As a result, we have become desensitized to corruption. Every American faces the same truth that an individual vote makes little difference. However, older voters have lived through different administrations and seen how votes can affect their lives. For today’s college students, many of whom were barely teenagers when George W. Bush was elected, the government appears to be a static entity. In 2000, likely the first election today’s young voters followed, Bush won without the popular vote by a Supreme Court decision. Then voting controversies plagued the 2004 election. That doesn’t inspire trust in democracy. College students are less likely to cast a ballot than their elders, but we have just as much at stake, if not more. Our generation needs to be more politically active.
I know we’re not all sitting around shirking our civic duty; many of us do care and work hard to better our communities. So why don’t we vote? According to CIRCLE (the acronym is annoying; I refuse to expand it out of spite), students don’t vote because politicians don’t target us. A researcher at Yale explains that campaigns don’t target youth voters because we historically do not donate much money. Others blame the decline in civics classes, and students themselves point to registration difficulties, convenience and the question of whether a single vote matters. In the face of these setbacks, youth voter turnout has been slowly rising since 2000, but it still barely broke 50 percent in 2004.

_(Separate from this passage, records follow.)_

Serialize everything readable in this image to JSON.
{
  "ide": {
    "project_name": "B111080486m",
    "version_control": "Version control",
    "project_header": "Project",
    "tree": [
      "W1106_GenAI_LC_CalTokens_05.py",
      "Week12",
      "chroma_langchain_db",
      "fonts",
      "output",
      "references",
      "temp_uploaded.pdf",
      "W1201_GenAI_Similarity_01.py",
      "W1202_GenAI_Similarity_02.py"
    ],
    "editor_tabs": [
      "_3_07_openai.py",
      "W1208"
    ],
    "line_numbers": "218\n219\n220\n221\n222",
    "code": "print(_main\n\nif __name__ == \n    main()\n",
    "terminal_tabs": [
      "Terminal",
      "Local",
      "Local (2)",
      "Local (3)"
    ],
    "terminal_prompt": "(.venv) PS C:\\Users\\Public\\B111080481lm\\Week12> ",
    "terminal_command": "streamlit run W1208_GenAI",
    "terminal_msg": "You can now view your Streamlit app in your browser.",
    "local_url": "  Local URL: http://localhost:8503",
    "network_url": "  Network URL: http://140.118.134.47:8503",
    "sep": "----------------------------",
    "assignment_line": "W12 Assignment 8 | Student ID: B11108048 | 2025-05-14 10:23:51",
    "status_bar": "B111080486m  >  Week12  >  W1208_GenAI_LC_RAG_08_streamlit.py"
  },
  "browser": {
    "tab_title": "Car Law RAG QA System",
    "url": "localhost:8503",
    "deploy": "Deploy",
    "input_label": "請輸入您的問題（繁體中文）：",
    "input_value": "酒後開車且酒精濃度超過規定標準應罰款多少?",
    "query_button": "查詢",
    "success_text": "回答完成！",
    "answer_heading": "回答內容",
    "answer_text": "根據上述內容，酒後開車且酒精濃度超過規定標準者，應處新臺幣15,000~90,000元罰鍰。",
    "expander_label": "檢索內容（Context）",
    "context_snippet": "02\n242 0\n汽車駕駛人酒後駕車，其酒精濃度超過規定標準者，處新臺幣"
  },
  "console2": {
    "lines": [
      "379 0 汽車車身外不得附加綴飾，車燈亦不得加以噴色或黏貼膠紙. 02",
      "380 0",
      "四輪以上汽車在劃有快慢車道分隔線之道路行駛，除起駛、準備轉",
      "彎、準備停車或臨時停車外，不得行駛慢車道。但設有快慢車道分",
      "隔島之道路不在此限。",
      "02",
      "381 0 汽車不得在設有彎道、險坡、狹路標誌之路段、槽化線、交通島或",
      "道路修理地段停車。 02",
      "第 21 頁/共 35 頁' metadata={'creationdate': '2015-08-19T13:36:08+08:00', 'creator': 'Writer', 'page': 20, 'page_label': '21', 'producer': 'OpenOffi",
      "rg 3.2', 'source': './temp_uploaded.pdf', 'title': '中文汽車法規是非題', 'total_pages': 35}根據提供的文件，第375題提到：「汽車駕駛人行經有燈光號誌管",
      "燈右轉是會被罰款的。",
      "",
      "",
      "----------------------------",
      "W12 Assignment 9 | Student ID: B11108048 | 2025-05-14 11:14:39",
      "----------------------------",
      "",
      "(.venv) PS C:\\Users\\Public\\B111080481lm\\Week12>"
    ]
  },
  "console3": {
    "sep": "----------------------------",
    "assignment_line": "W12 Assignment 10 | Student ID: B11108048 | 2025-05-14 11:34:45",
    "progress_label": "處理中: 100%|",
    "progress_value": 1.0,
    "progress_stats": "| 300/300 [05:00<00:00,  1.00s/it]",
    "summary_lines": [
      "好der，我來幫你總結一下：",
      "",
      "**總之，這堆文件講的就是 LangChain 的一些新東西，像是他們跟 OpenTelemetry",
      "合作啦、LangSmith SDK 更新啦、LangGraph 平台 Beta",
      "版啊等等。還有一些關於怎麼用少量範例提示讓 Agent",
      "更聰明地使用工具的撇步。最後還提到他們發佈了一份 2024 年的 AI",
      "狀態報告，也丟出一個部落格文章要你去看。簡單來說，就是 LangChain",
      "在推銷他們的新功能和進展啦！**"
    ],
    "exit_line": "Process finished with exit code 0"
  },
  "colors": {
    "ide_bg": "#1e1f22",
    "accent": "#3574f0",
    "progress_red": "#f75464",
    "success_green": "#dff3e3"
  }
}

According to the 2006 census, there are 29.5 million potential voters under 24, and nearly a quarter of the American electorate is under the age of 30 (which technically comprises the ‘youth vote’). But even college students alone could wield significant electoral influence. And it appears that this year our voices will be heard. A recent survey of students in four battleground states found that an astounding 94 percent were registered to vote. But it’s not official until your ballot is in the box.
Tomorrow is Nov. 4. If you haven’t voted yet, please head to the polls and show the country that we’re ready to take America in a new direction. It’s time to take our future back.
A version of this post ran in The Chronicle at Duke University.